Contact Us    Events

Close this search box.

What Past Research Tells Us About How to Prepare for the 2030 U.S. Census Count of Young Children

Probably the most important point in this paper is made in Figure 1 which shows a steady increase in the undercount of young children since 1980. What we have been doing for the past forty years is not working. The Census Bureau needs to try new strategies specifically focused on counting young children. Unless we do something very different in the 2030 Census from what we have done in the past forty years, we should expect the coverage of young children to continue to deteriorate.

Nearly as important is Figure 2, which shows that there is almost no correlation between the undercount rates of young children and the coverages rates of the total population across states. General improvements in counting everyone are very unlikely to improve the coverage of young children.  Over the past 40 years, the census  accuracy of young children has been very different than that of adults and even different than older children.  This is another reason young children deserve to be a separate focus in the census, not only separate from adults but separate from older children. 

One can characterize the evidence on the undercount of young children in the U.S. census as follows:

  • We have pretty good evidence about the characteristics of young children who are most likely to be undercounted in the census. Coverage differentials by age, race/ethnicity, and location are well documented. 
  • Evidence about why young children are missed in the census is beginning to emerge. Some evidence suggests that parents and caregivers choose to leave their young children off the census roster, or do not know if they should include them. Other evidence shows young children over-represented in the kinds of households that are hard-to-count.
  • There is no solid statistical evidence about actions that could be taken to get a more accurate count of young children in the census.

This last bullet should be the focus for the Census Bureau efforts between now and 2030.  It is critical to develop and test new approaches to reducing the undercount of young children soon so they can be incorporated into the 2030 Census plan. In particular, the Bureau needs to identify and develop innovative approaches now so that they can include them in the 2026 Census Test. So far, the Bureau has discussed its plans for the 2026 Census Test in such general language that we cannot tell whether the current plans for the 2026 test census  include innovative new strategies for counting young children.

The establishment of the Young Children Working Group within the Census Bureau in 2021 is a positive sign (Jensen 2022).  And the fact that this team is a cross-directorate undertaking which includes representatives from many different Census Bureau units is encouraging. 

Nonetheless child advocates are aware that the undercount of young children has been an issue for more than 40 years, but attention for this issue within the Census Bureau has only occurred in the past few years.  There have been a number of incidents in the past which suggest some parts of the Census Bureau are not yet adequately focused on this issue.   

Because new and innovative strategies are required, it is important to make sure everyone involved in 2030 Census planning is aware of the undercount of young children issue and of what we know so far, so all the relevant units can be actively engaged in identifying and testing new strategies.

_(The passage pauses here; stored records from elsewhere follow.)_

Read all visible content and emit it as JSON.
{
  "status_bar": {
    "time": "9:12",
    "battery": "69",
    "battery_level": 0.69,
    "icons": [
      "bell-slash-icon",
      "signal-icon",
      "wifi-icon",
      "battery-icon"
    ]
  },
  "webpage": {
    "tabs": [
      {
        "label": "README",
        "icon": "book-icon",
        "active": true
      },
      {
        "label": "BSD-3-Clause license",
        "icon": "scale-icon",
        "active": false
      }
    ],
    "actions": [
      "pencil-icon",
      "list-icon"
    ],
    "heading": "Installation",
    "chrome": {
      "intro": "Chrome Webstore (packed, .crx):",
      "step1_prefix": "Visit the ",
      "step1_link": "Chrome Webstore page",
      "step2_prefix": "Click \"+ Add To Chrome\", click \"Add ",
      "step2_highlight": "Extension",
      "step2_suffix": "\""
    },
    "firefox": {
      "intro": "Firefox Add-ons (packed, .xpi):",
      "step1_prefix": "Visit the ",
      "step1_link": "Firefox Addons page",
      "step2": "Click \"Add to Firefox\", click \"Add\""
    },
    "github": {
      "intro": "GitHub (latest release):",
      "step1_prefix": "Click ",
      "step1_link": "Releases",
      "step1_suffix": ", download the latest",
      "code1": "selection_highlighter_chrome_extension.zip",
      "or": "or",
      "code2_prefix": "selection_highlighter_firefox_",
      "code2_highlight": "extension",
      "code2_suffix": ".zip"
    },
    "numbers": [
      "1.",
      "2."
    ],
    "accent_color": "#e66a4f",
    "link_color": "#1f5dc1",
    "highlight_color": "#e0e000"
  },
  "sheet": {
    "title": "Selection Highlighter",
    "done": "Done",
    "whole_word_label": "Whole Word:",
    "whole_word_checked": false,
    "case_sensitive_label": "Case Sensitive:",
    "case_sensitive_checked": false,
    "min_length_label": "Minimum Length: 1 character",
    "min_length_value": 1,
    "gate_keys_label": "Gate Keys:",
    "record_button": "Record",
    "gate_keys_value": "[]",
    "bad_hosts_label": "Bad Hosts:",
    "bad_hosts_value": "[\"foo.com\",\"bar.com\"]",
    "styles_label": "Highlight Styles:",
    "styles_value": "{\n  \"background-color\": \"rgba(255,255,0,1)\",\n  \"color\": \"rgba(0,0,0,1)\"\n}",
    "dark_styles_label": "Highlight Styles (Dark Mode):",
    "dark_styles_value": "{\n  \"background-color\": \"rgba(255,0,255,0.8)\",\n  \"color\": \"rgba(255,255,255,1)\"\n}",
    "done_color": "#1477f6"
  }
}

Lack of good communication across Census Bureau units led to missed opportunities in the past.  In the context of the young child undercount, one Census Bureau report on the undercount of young children in 2010 (U.S. Census Bureau  2014, page 1) concluded, “The task force found that many of the managers working on the development of methods and the design of experiments and evaluation in 2010 were largely unaware of this undercount problem and especially the degree to which the problem existed in 2000.”

We need substantial and innovative changes if we want to improve the coverage of young children in the 2030 Census and we need to test such changes soon in order to imbed them into the 2030 Census operations.  Child advocates would be encouraged if the Census Bureau could indicate what they plan to do in 2030 that is different than what they have done for the past several censuses regarding the undercount of young children.

The bottom line is summed up well by a recent recommendation from the National Advisory Committee to the Census Bureau (2024):

“The recent U.S. Census Bureau’s release of state and county experimental estimates of undercounts and overcounts of young children is useful, but does not address the key question; what can be done to get a more complete count of young children in the 2030 Census?  The current methods employed by the U.S. Census Bureau to identify and count young children have not worked.  The problem is getting worse.  The Census Bureau needs to test new methods, operations, and strategies to improve the undercount of young children.  Such changes need to be well-tested before they are used in the 2030 Census.11. Recommendation: the NAC Recommends that the U.S. Census Bureau report to the NAC and the public on what they plan to do differently in the 2030 Census to improve the count of young children and what research and testing will take place to inform operations,”.

Found this article helpful? Share it!

More resources like this

What the New Census Bureau Demographic Analysis (DA) Experimental Young Child Coverage Estimates for States and Counties Tell Us About Methodology

In the 2020 Census, the undercount of young children (ages 0 to 4) was 5.4

The Changing Young Child Population of the United States: First Data From the 2020 Census

This study seeks to provide foundational research on the demographics of youngchildren in the U.S.

Count All Kids Steering Committee Response to Updated Standards for Race and Ethnicity Data Collection

Statement from the Count All Kids Steering Committee Members Response to U.S. Office of Management